• WHAT THIS TASK INVOLVES
Supply the number of lines below containing "screenshot", nothing else.

Web page and app entries
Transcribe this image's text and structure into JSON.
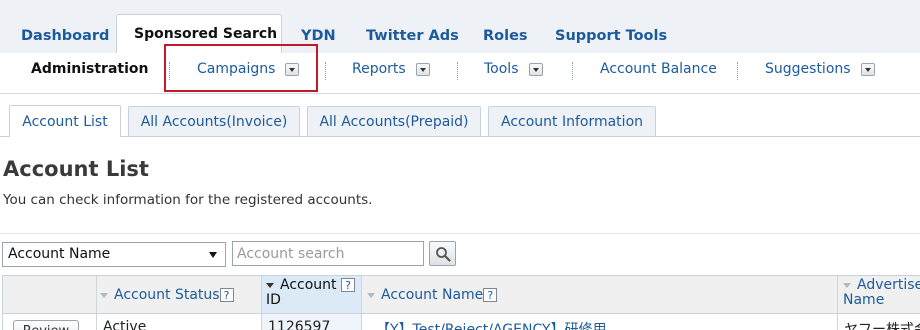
{
  "top_tabs": {
    "dashboard": "Dashboard",
    "sponsored_search": "Sponsored Search",
    "ydn": "YDN",
    "twitter_ads": "Twitter Ads",
    "roles": "Roles",
    "support_tools": "Support Tools"
  },
  "subnav": {
    "administration": "Administration",
    "campaigns": "Campaigns",
    "reports": "Reports",
    "tools": "Tools",
    "account_balance": "Account Balance",
    "suggestions": "Suggestions"
  },
  "account_tabs": {
    "account_list": "Account List",
    "all_invoice": "All Accounts(Invoice)",
    "all_prepaid": "All Accounts(Prepaid)",
    "account_information": "Account Information"
  },
  "page": {
    "title": "Account List",
    "description": "You can check information for the registered accounts."
  },
  "search": {
    "field_selected": "Account Name",
    "placeholder": "Account search"
  },
  "table": {
    "headers": {
      "account_status": "Account Status",
      "account_id_1": "Account",
      "account_id_2": "ID",
      "account_name": "Account Name",
      "advertiser_1": "Advertise",
      "advertiser_2": "Name",
      "help": "?"
    },
    "rows": [
      {
        "action": "Review",
        "status": "Active",
        "account_id": "1126597",
        "account_name": "【Y】Test/Reject/AGENCY】研修用",
        "advertiser": "ヤフー株式会"
      }
    ]
  },
  "colors": {
    "link": "#1d5a9c",
    "highlight_border": "#c0192b",
    "tab_bg": "#eef2f6"
  }
}
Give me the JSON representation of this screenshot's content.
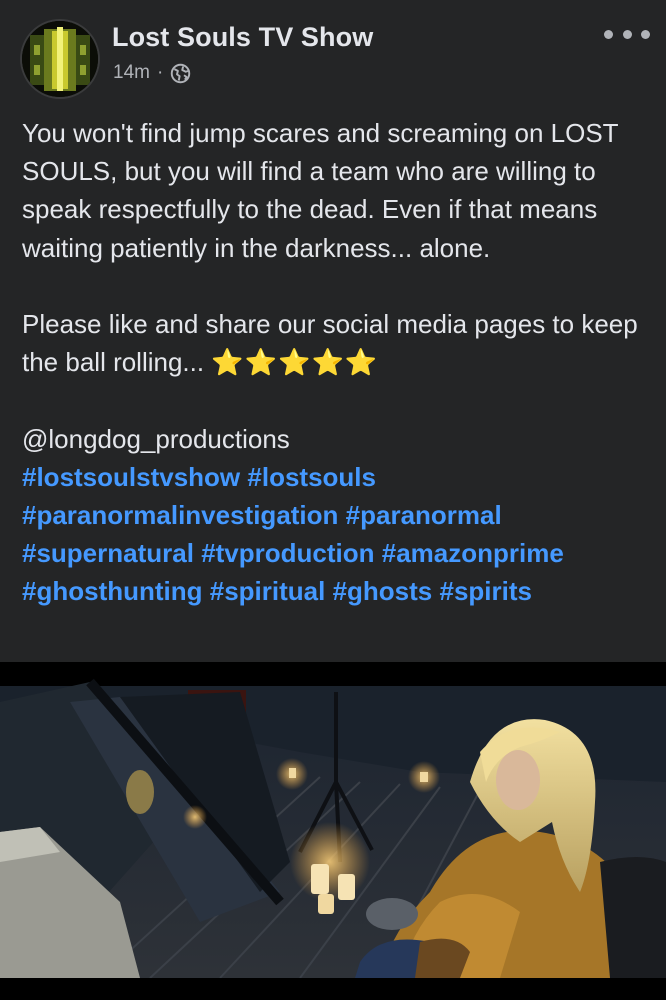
{
  "post": {
    "page_name": "Lost Souls TV Show",
    "timestamp": "14m",
    "separator": "·",
    "privacy_icon": "globe-icon",
    "more_icon": "more-options-icon",
    "paragraphs": [
      "You won't find jump scares and screaming on LOST SOULS, but you will find a team who are willing to speak respectfully to the dead. Even if that means waiting patiently in the darkness... alone.",
      "Please like and share our social media pages to keep the ball rolling..."
    ],
    "stars": "⭐⭐⭐⭐⭐",
    "mention": "@longdog_productions",
    "hashtags": [
      "#lostsoulstvshow",
      "#lostsouls",
      "#paranormalinvestigation",
      "#paranormal",
      "#supernatural",
      "#tvproduction",
      "#amazonprime",
      "#ghosthunting",
      "#spiritual",
      "#ghosts",
      "#spirits"
    ]
  },
  "colors": {
    "background": "#242526",
    "text": "#e4e6eb",
    "secondary_text": "#b0b3b8",
    "hashtag": "#4599ff",
    "star": "#f7b928"
  }
}
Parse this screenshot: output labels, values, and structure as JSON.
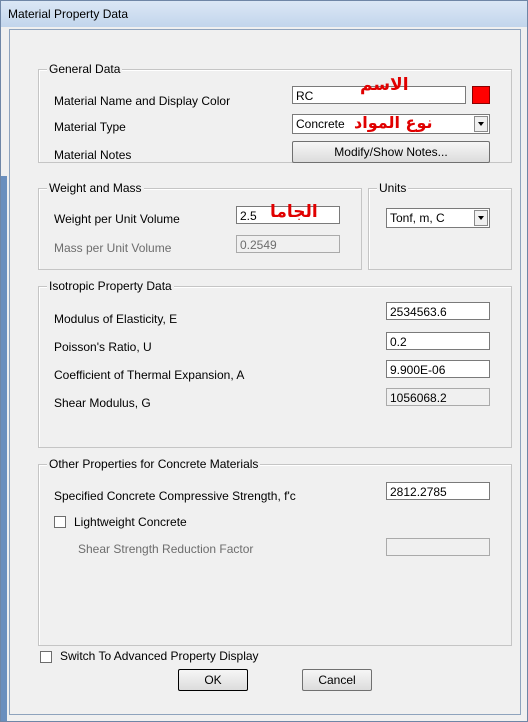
{
  "window": {
    "title": "Material Property Data"
  },
  "general_data": {
    "legend": "General Data",
    "name_label": "Material Name and Display Color",
    "name_value": "RC",
    "display_color": "#ff0000",
    "type_label": "Material Type",
    "type_value": "Concrete",
    "notes_label": "Material Notes",
    "notes_button": "Modify/Show Notes...",
    "ar_name": "الاسم",
    "ar_type": "نوع المواد"
  },
  "weight_mass": {
    "legend": "Weight and Mass",
    "weight_label": "Weight per Unit Volume",
    "weight_value": "2.5",
    "mass_label": "Mass per Unit Volume",
    "mass_value": "0.2549",
    "ar_weight": "الجاما"
  },
  "units": {
    "legend": "Units",
    "value": "Tonf, m, C"
  },
  "isotropic": {
    "legend": "Isotropic Property Data",
    "e_label": "Modulus of Elasticity,  E",
    "e_value": "2534563.6",
    "u_label": "Poisson's Ratio,  U",
    "u_value": "0.2",
    "a_label": "Coefficient of Thermal Expansion,  A",
    "a_value": "9.900E-06",
    "g_label": "Shear Modulus,  G",
    "g_value": "1056068.2"
  },
  "concrete": {
    "legend": "Other Properties for Concrete Materials",
    "fc_label": "Specified Concrete Compressive Strength, f'c",
    "fc_value": "2812.2785",
    "lightweight_label": "Lightweight Concrete",
    "lightweight_checked": false,
    "shear_label": "Shear Strength Reduction Factor",
    "shear_value": ""
  },
  "footer": {
    "advanced_label": "Switch To Advanced Property Display",
    "ok_label": "OK",
    "cancel_label": "Cancel"
  }
}
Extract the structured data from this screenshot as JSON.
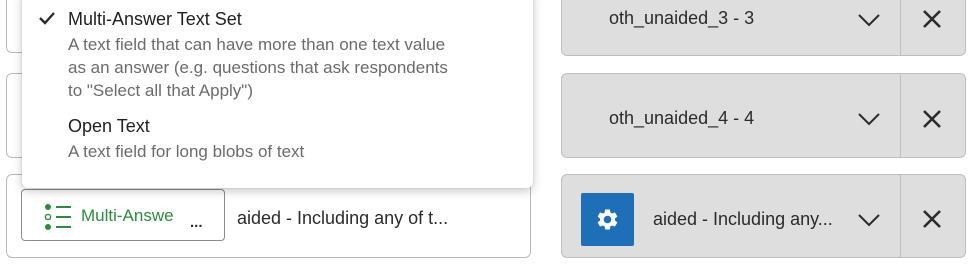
{
  "colors": {
    "accent_green": "#2f8a3f",
    "gear_blue": "#1e6fb8",
    "card_gray": "#dedede"
  },
  "dropdown": {
    "items": [
      {
        "title": "Multi-Answer Text Set",
        "desc_lines": [
          "A text field that can have more than one text value",
          "as an answer (e.g. questions that ask respondents",
          "to \"Select all that Apply\")"
        ],
        "selected": true,
        "icon": "checkmark-icon"
      },
      {
        "title": "Open Text",
        "desc_lines": [
          "A text field for long blobs of text"
        ],
        "selected": false
      }
    ]
  },
  "left_rows": [
    {},
    {},
    {
      "type_label": "Multi-Answe",
      "type_more": "...",
      "type_icon": "multi-answer-list-icon",
      "field_label": "aided - Including any of t..."
    }
  ],
  "right_rows": [
    {
      "text": "oth_unaided_3 - 3",
      "chevron_icon": "chevron-down-icon",
      "close_icon": "close-icon"
    },
    {
      "text": "oth_unaided_4 - 4",
      "chevron_icon": "chevron-down-icon",
      "close_icon": "close-icon"
    },
    {
      "text": "aided - Including any...",
      "chevron_icon": "chevron-down-icon",
      "close_icon": "close-icon",
      "action_icon": "gear-icon"
    }
  ]
}
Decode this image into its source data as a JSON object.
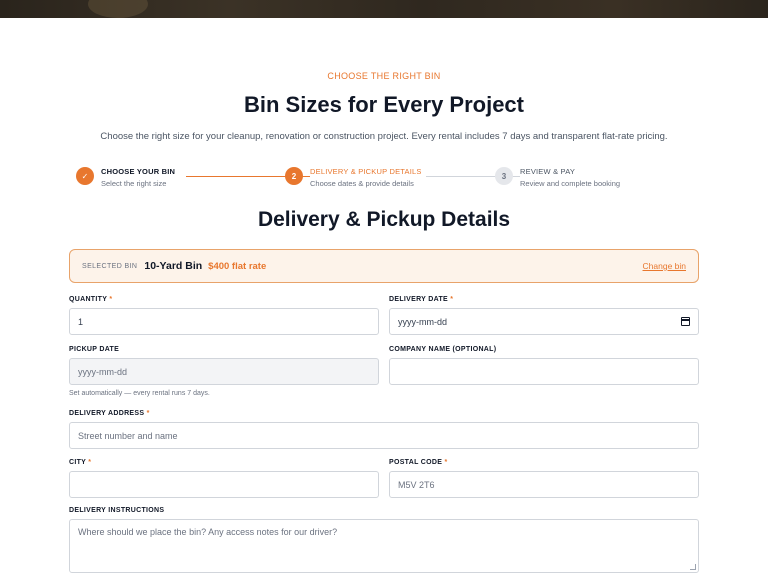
{
  "header": {
    "eyebrow": "CHOOSE THE RIGHT BIN",
    "title": "Bin Sizes for Every Project",
    "subtitle": "Choose the right size for your cleanup, renovation or construction project. Every rental includes 7 days and transparent flat-rate pricing."
  },
  "stepper": {
    "steps": [
      {
        "number": "✓",
        "title": "CHOOSE YOUR BIN",
        "sub": "Select the right size",
        "state": "done"
      },
      {
        "number": "2",
        "title": "DELIVERY & PICKUP DETAILS",
        "sub": "Choose dates & provide details",
        "state": "active"
      },
      {
        "number": "3",
        "title": "REVIEW & PAY",
        "sub": "Review and complete booking",
        "state": "todo"
      }
    ]
  },
  "section": {
    "title": "Delivery & Pickup Details"
  },
  "selected_bin": {
    "label": "SELECTED BIN",
    "name": "10-Yard Bin",
    "price": "$400 flat rate",
    "change_link": "Change bin"
  },
  "form": {
    "quantity": {
      "label": "QUANTITY",
      "required": "*",
      "value": "1"
    },
    "delivery_date": {
      "label": "DELIVERY DATE",
      "required": "*",
      "placeholder": "yyyy-mm-dd"
    },
    "pickup_date": {
      "label": "PICKUP DATE",
      "placeholder": "yyyy-mm-dd",
      "helper": "Set automatically — every rental runs 7 days."
    },
    "company_name": {
      "label": "COMPANY NAME (OPTIONAL)",
      "value": ""
    },
    "delivery_address": {
      "label": "DELIVERY ADDRESS",
      "required": "*",
      "placeholder": "Street number and name"
    },
    "city": {
      "label": "CITY",
      "required": "*",
      "value": ""
    },
    "postal_code": {
      "label": "POSTAL CODE",
      "required": "*",
      "placeholder": "M5V 2T6"
    },
    "delivery_instructions": {
      "label": "DELIVERY INSTRUCTIONS",
      "placeholder": "Where should we place the bin? Any access notes for our driver?"
    }
  },
  "colors": {
    "accent": "#e8772e",
    "selected_bg": "#fdf3ea"
  }
}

• RESPONSE TO THE EXERCISE
3